Alpha Centauri is the closest star system to our solar system, located just over four light years away. First discovered in 1915, Alpha Centauri has been an object of fascination among astronomers and, interestingly, lawmakers; back in 2016, U.S. lawmakers pushed NASA to find ways to get to Alpha Centauri by 2069, the 100th anniversary of the moon landing.
The problem, however, is that even though 4 light years sounds relatively small given the overall size of the universe, available technology could not get a crew there in a human lifetime. Conventional rockets, for example, could still take an estimated 80,000 years to get there. That’s why new approaches are needed if we are to get to Alpha Centauri.
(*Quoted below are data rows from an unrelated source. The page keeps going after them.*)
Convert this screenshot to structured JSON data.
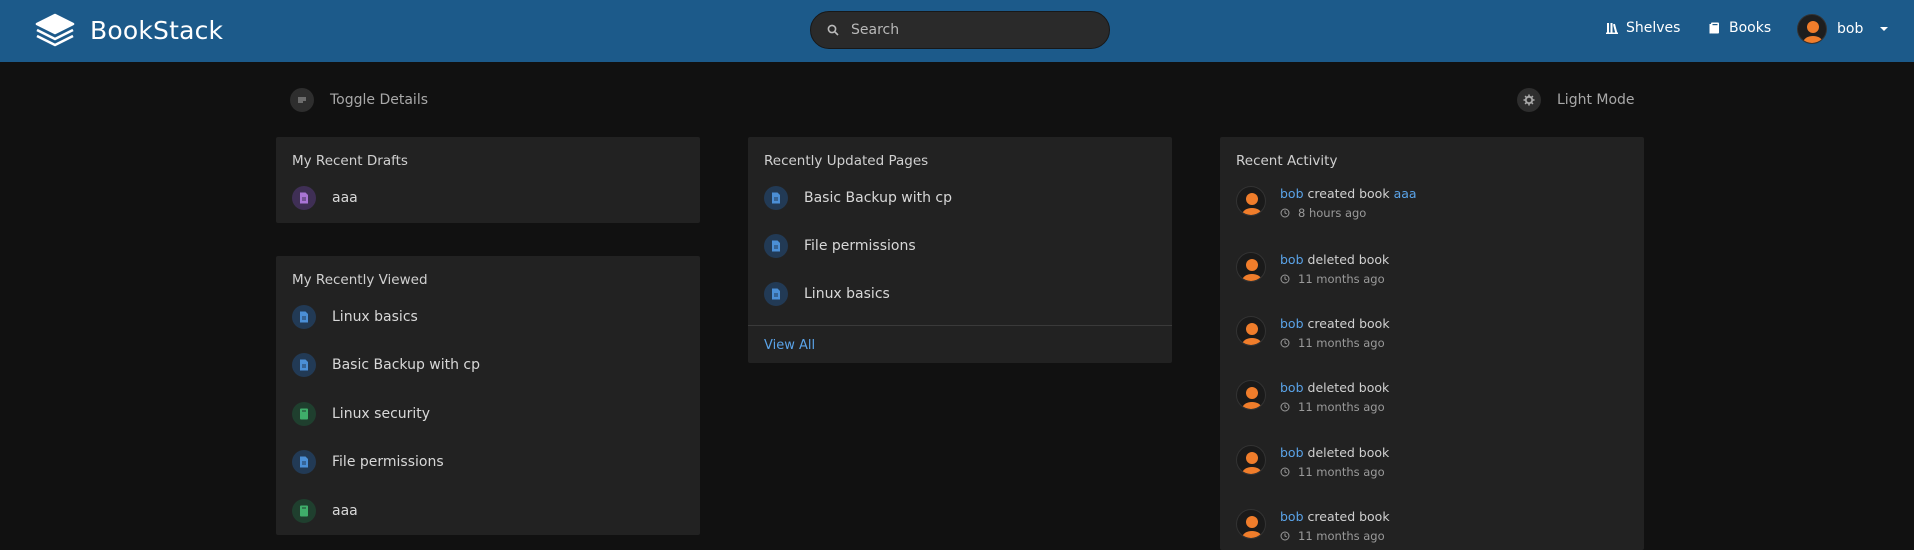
{
  "header": {
    "app_name": "BookStack",
    "search_placeholder": "Search",
    "nav": {
      "shelves": "Shelves",
      "books": "Books"
    },
    "user_name": "bob"
  },
  "toolbar": {
    "toggle_details": "Toggle Details",
    "light_mode": "Light Mode"
  },
  "drafts": {
    "title": "My Recent Drafts",
    "items": [
      {
        "label": "aaa",
        "icon": "draft-icon"
      }
    ]
  },
  "viewed": {
    "title": "My Recently Viewed",
    "items": [
      {
        "label": "Linux basics",
        "icon": "page-icon"
      },
      {
        "label": "Basic Backup with cp",
        "icon": "page-icon"
      },
      {
        "label": "Linux security",
        "icon": "book-icon"
      },
      {
        "label": "File permissions",
        "icon": "page-icon"
      },
      {
        "label": "aaa",
        "icon": "book-icon"
      }
    ]
  },
  "updated": {
    "title": "Recently Updated Pages",
    "items": [
      {
        "label": "Basic Backup with cp",
        "icon": "page-icon"
      },
      {
        "label": "File permissions",
        "icon": "page-icon"
      },
      {
        "label": "Linux basics",
        "icon": "page-icon"
      }
    ],
    "view_all": "View All"
  },
  "activity": {
    "title": "Recent Activity",
    "items": [
      {
        "user": "bob",
        "action": "created book",
        "target": "aaa",
        "time": "8 hours ago"
      },
      {
        "user": "bob",
        "action": "deleted book",
        "target": "",
        "time": "11 months ago"
      },
      {
        "user": "bob",
        "action": "created book",
        "target": "",
        "time": "11 months ago"
      },
      {
        "user": "bob",
        "action": "deleted book",
        "target": "",
        "time": "11 months ago"
      },
      {
        "user": "bob",
        "action": "deleted book",
        "target": "",
        "time": "11 months ago"
      },
      {
        "user": "bob",
        "action": "created book",
        "target": "",
        "time": "11 months ago"
      }
    ]
  },
  "colors": {
    "header": "#1c5a8a",
    "background": "#111111",
    "card": "#222222",
    "link": "#5aa3e8",
    "draft": "#a974d6",
    "page": "#4b8fd6",
    "book": "#3fae6a"
  }
}
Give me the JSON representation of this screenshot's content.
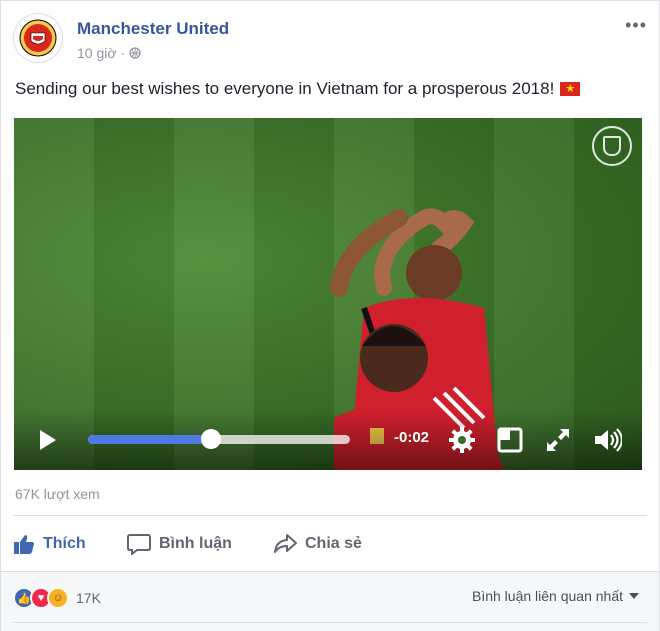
{
  "post": {
    "page_name": "Manchester United",
    "time": "10 giờ",
    "separator": "·",
    "text": "Sending our best wishes to everyone in Vietnam for a prosperous 2018!",
    "flag_icon": "vietnam-flag-icon",
    "more_label": "•••"
  },
  "video": {
    "progress": 0.47,
    "remaining_time": "-0:02",
    "icons": [
      "play-icon",
      "settings-gear-icon",
      "expand-icon",
      "fullscreen-icon",
      "volume-icon"
    ]
  },
  "stats": {
    "views": "67K lượt xem"
  },
  "actions": {
    "like": "Thích",
    "comment": "Bình luận",
    "share": "Chia sẻ"
  },
  "footer": {
    "reaction_count": "17K",
    "sort_label": "Bình luận liên quan nhất"
  },
  "colors": {
    "link": "#365899",
    "like": "#4267b2",
    "progress": "#4f7ae3",
    "mu_red": "#da291c"
  }
}
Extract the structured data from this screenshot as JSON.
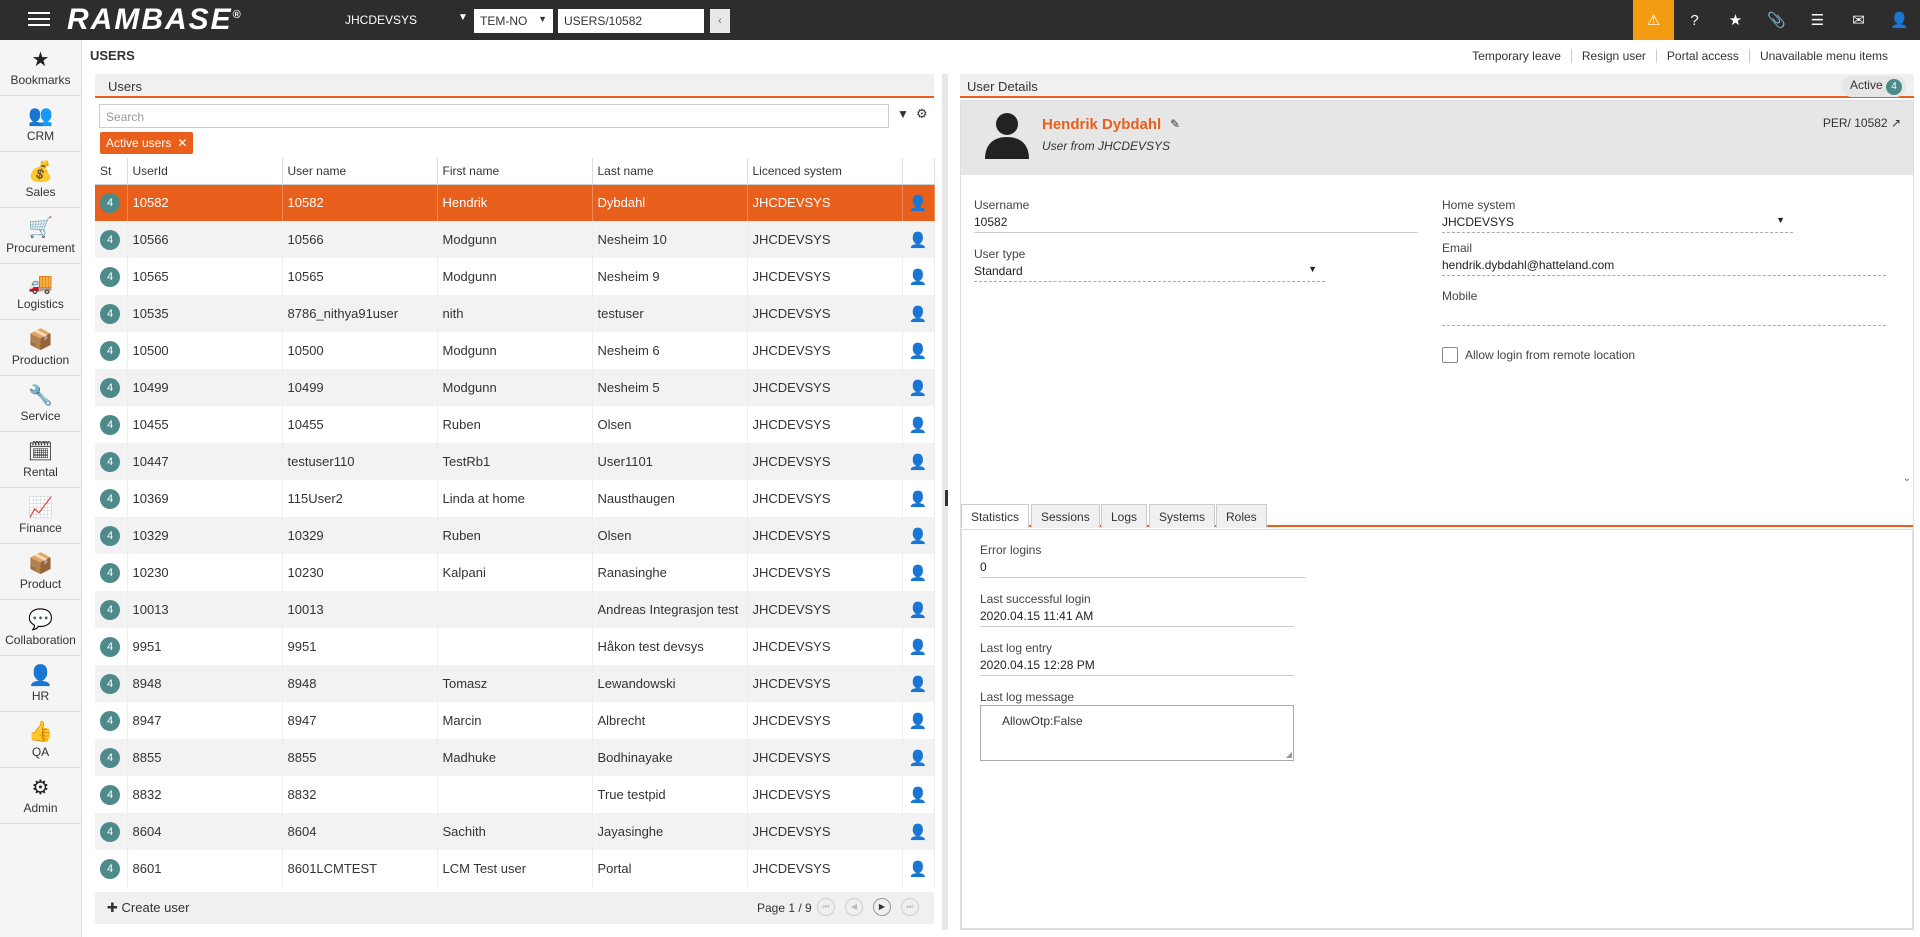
{
  "topbar": {
    "logo": "RAMBASE",
    "logo_mark": "®",
    "system": "JHCDEVSYS",
    "company": "TEM-NO",
    "path": "USERS/10582",
    "icons": [
      "warning-icon",
      "help-icon",
      "star-icon",
      "paperclip-icon",
      "list-icon",
      "mail-icon",
      "user-icon"
    ]
  },
  "nav": [
    {
      "label": "Bookmarks",
      "icon": "★"
    },
    {
      "label": "CRM",
      "icon": "👥"
    },
    {
      "label": "Sales",
      "icon": "💰"
    },
    {
      "label": "Procurement",
      "icon": "🛒"
    },
    {
      "label": "Logistics",
      "icon": "🚚"
    },
    {
      "label": "Production",
      "icon": "📦"
    },
    {
      "label": "Service",
      "icon": "🔧"
    },
    {
      "label": "Rental",
      "icon": "🗓"
    },
    {
      "label": "Finance",
      "icon": "📈"
    },
    {
      "label": "Product",
      "icon": "📦"
    },
    {
      "label": "Collaboration",
      "icon": "💬"
    },
    {
      "label": "HR",
      "icon": "👤"
    },
    {
      "label": "QA",
      "icon": "👍"
    },
    {
      "label": "Admin",
      "icon": "⚙"
    }
  ],
  "page": {
    "title": "USERS",
    "actions": [
      "Temporary leave",
      "Resign user",
      "Portal access",
      "Unavailable menu items"
    ]
  },
  "users": {
    "panel_title": "Users",
    "search_placeholder": "Search",
    "chip": "Active users",
    "columns": [
      "St",
      "UserId",
      "User name",
      "First name",
      "Last name",
      "Licenced system"
    ],
    "rows": [
      {
        "st": "4",
        "id": "10582",
        "username": "10582",
        "first": "Hendrik",
        "last": "Dybdahl",
        "system": "JHCDEVSYS",
        "selected": true
      },
      {
        "st": "4",
        "id": "10566",
        "username": "10566",
        "first": "Modgunn",
        "last": "Nesheim 10",
        "system": "JHCDEVSYS"
      },
      {
        "st": "4",
        "id": "10565",
        "username": "10565",
        "first": "Modgunn",
        "last": "Nesheim 9",
        "system": "JHCDEVSYS"
      },
      {
        "st": "4",
        "id": "10535",
        "username": "8786_nithya91user",
        "first": "nith",
        "last": "testuser",
        "system": "JHCDEVSYS"
      },
      {
        "st": "4",
        "id": "10500",
        "username": "10500",
        "first": "Modgunn",
        "last": "Nesheim 6",
        "system": "JHCDEVSYS"
      },
      {
        "st": "4",
        "id": "10499",
        "username": "10499",
        "first": "Modgunn",
        "last": "Nesheim 5",
        "system": "JHCDEVSYS"
      },
      {
        "st": "4",
        "id": "10455",
        "username": "10455",
        "first": "Ruben",
        "last": "Olsen",
        "system": "JHCDEVSYS"
      },
      {
        "st": "4",
        "id": "10447",
        "username": "testuser110",
        "first": "TestRb1",
        "last": "User1101",
        "system": "JHCDEVSYS"
      },
      {
        "st": "4",
        "id": "10369",
        "username": "115User2",
        "first": "Linda at home",
        "last": "Nausthaugen",
        "system": "JHCDEVSYS"
      },
      {
        "st": "4",
        "id": "10329",
        "username": "10329",
        "first": "Ruben",
        "last": "Olsen",
        "system": "JHCDEVSYS"
      },
      {
        "st": "4",
        "id": "10230",
        "username": "10230",
        "first": "Kalpani",
        "last": "Ranasinghe",
        "system": "JHCDEVSYS"
      },
      {
        "st": "4",
        "id": "10013",
        "username": "10013",
        "first": "",
        "last": "Andreas Integrasjon test",
        "system": "JHCDEVSYS"
      },
      {
        "st": "4",
        "id": "9951",
        "username": "9951",
        "first": "",
        "last": "Håkon test devsys",
        "system": "JHCDEVSYS"
      },
      {
        "st": "4",
        "id": "8948",
        "username": "8948",
        "first": "Tomasz",
        "last": "Lewandowski",
        "system": "JHCDEVSYS"
      },
      {
        "st": "4",
        "id": "8947",
        "username": "8947",
        "first": "Marcin",
        "last": "Albrecht",
        "system": "JHCDEVSYS"
      },
      {
        "st": "4",
        "id": "8855",
        "username": "8855",
        "first": "Madhuke",
        "last": "Bodhinayake",
        "system": "JHCDEVSYS"
      },
      {
        "st": "4",
        "id": "8832",
        "username": "8832",
        "first": "",
        "last": "True testpid",
        "system": "JHCDEVSYS"
      },
      {
        "st": "4",
        "id": "8604",
        "username": "8604",
        "first": "Sachith",
        "last": "Jayasinghe",
        "system": "JHCDEVSYS"
      },
      {
        "st": "4",
        "id": "8601",
        "username": "8601LCMTEST",
        "first": "LCM Test user",
        "last": "Portal",
        "system": "JHCDEVSYS"
      }
    ],
    "create_label": "Create user",
    "pager": "Page 1 / 9"
  },
  "details": {
    "title": "User Details",
    "status": "Active",
    "status_count": "4",
    "name": "Hendrik Dybdahl",
    "subtitle": "User from JHCDEVSYS",
    "per": "PER/ 10582",
    "username_label": "Username",
    "username": "10582",
    "usertype_label": "User type",
    "usertype": "Standard",
    "home_label": "Home system",
    "home": "JHCDEVSYS",
    "email_label": "Email",
    "email": "hendrik.dybdahl@hatteland.com",
    "mobile_label": "Mobile",
    "mobile": "",
    "remote_label": "Allow login from remote location",
    "tabs": [
      "Statistics",
      "Sessions",
      "Logs",
      "Systems",
      "Roles"
    ],
    "stats": {
      "error_label": "Error logins",
      "error": "0",
      "last_login_label": "Last successful login",
      "last_login": "2020.04.15 11:41 AM",
      "last_log_label": "Last log entry",
      "last_log": "2020.04.15 12:28 PM",
      "msg_label": "Last log message",
      "msg": "AllowOtp:False"
    }
  }
}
A group of researchers at UCLA (part of the Breakthrough Starshot Initiative) are doing just that. Together, they’ve focused their efforts on designing a sail (think—cloth sails that moved ships across oceans) that uses light itself to move things through space. If the sail works as intended, it could currently move something as small as a microchip at a fraction of the speed of light, cutting the time to Alpha Centauri to almost 20 years.
The specifications for the sail are outlined in several papers published in Nano Letters.
One of the papers outlines the sail's proposed structure, which researchers argue should not be a flat sheet but, instead, should curve, like a billowing sail. Such an approach could reduce the risk of tearing, a big risk considering that the sail would be moving at a fraction of the speed of light. In the curved design, light photons would fill the curved space, helping propel objects through space.
The other paper describes how the sail could radiate excess heat, something that could be a problem given the lasers needed to provide the light energy to the sail to help it move.
Researchers note that while the specifications for their sail represents a significant step forward, there is much to be done to build something that is functionally capable of carrying actual humans that distance.